Hawaii’s leading receiver was redshirt freshman Pofele Ashlock, who recorded 7 catches for 127 yards and a touchdown in his college football debut. Ashlock’s name was a surprising sight on the preseason depth chart. It’s not every day a player with no college football experience makes the starting lineup. Ashlock did not forsake that starting nod and very much appears to be a future star for the Warriors.

Star running back Tylan Hines was surprisingly quiet, splitting time with running back Landon Sims, although an injury might’ve played a role. If Hawaii’s running game can aid the passing game going forward, this offense can be one of the best in the Mountain West.

Special teams were a disaster

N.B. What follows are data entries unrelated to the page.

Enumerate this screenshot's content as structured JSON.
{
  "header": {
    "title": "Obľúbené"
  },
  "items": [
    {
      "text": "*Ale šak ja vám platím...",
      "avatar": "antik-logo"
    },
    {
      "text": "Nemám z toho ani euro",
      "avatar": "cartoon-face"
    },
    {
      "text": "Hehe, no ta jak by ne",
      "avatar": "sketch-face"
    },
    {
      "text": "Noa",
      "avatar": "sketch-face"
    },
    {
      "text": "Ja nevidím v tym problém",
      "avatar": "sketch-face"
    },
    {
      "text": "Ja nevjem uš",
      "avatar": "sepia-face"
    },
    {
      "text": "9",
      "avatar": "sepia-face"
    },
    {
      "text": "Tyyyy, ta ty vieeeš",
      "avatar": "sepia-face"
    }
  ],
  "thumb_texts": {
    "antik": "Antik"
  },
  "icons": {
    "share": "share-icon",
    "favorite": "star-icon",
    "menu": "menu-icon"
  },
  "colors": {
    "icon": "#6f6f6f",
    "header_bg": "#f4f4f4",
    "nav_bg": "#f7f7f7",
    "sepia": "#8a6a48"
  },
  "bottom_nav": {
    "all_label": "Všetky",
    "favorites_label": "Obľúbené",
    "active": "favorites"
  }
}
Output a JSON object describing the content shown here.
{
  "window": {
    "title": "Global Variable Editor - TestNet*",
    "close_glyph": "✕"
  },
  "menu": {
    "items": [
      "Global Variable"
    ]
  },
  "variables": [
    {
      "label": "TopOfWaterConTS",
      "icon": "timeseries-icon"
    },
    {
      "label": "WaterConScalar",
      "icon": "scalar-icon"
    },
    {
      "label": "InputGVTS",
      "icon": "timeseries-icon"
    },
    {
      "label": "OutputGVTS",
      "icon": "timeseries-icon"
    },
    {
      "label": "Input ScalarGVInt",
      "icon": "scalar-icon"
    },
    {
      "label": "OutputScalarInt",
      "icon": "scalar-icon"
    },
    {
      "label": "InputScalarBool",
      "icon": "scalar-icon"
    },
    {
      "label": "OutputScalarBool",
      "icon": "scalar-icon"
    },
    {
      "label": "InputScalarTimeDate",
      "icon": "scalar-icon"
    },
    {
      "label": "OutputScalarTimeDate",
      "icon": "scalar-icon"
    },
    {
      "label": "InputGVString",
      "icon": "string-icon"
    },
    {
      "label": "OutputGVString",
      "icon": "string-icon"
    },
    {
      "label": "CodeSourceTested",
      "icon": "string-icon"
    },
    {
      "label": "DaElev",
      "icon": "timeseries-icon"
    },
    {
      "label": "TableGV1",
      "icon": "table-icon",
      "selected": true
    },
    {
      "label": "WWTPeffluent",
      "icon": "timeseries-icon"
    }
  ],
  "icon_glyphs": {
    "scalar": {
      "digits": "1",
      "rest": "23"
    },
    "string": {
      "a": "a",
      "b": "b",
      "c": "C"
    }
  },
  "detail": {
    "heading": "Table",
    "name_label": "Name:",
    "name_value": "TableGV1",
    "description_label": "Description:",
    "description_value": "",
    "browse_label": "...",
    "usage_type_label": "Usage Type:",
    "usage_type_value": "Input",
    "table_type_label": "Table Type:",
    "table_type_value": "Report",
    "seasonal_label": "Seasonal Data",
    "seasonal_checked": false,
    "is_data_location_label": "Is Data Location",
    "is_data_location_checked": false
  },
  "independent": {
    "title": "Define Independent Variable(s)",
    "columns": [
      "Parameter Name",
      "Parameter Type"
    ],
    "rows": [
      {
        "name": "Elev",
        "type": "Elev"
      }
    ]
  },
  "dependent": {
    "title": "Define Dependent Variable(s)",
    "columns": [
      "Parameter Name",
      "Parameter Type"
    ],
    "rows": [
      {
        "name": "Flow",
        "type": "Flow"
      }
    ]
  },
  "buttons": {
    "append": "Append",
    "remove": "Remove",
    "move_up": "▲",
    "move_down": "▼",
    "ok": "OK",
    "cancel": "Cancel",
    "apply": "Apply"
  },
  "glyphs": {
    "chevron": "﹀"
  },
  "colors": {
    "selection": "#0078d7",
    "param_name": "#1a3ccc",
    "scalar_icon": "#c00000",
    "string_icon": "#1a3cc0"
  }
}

Beware of those hidden yards. The goal line turnover will sting for the Hawaii offense, but the real culprit of this Vanderbilt loss was the special teams. After failing to move the ball on the first offensive drive, Hawaii’s punt by Matthew Shipley went for zero yards. Yes, zero yards. The ball was snapped over Shipley’s head and he did well to prevent further disaster before shanking the punt.

After the offense evened the score up at 7-7, Vanderbilt responded with a 97-yard kickoff return from Jayden McGowan. In a game where it felt like the offense dominated and the defense performed well enough, especially in run support, one cannot help but feel like these special teams miscues decided the outcome.

The secondary disappointed

In maybe the most surprising development of the evening, Hawaii’s defense largely thwarted the Vanderbilt rushing game. The Commodores finished with 70 net rushing yards on 20 carries after removing the nonsense sack totals (I hate that college football scoring does that). Maybe that pursuit came at a cost, cause the hyped Hawaii secondary struggled in game one.

Cornerback Virdel Edwards II was picked on several times, although to Edwards’ credit he also made some solid plays late in the game. Whatever the case, things were far too easy for Jayden McGowan and Will Sheppard as quarterback AJ Swann found wide open wide receivers too often on Saturday evening. The Vanderbilt passing game accounted for 258 of their 302 total offense yards. Not a disastrous evening on defense by any means but considering the secondary it supposed to be the strength of team, they’ll be disappointed they didn’t play better.

Final Thoughts

Saturday evening’s loss will frustrate the Warriors. The game was there to be won. Correctable mistakes were the difference between winning and losing. Hawaii won the box score and passed the eye test, two unexpected developments.

The revelation of the evening was the offense. I expected growing pains and instead Schager appears poised for a breakout season. Hawaii will host Stanford, a program from a dead conference, on Friday night at Manoa on national television. It’s a real opportunity for a signature win for Timmy Chang’s program.

Hawaii vs. Stanford will start at 5 pm HT on Friday, September 1st on CBS Sports Network.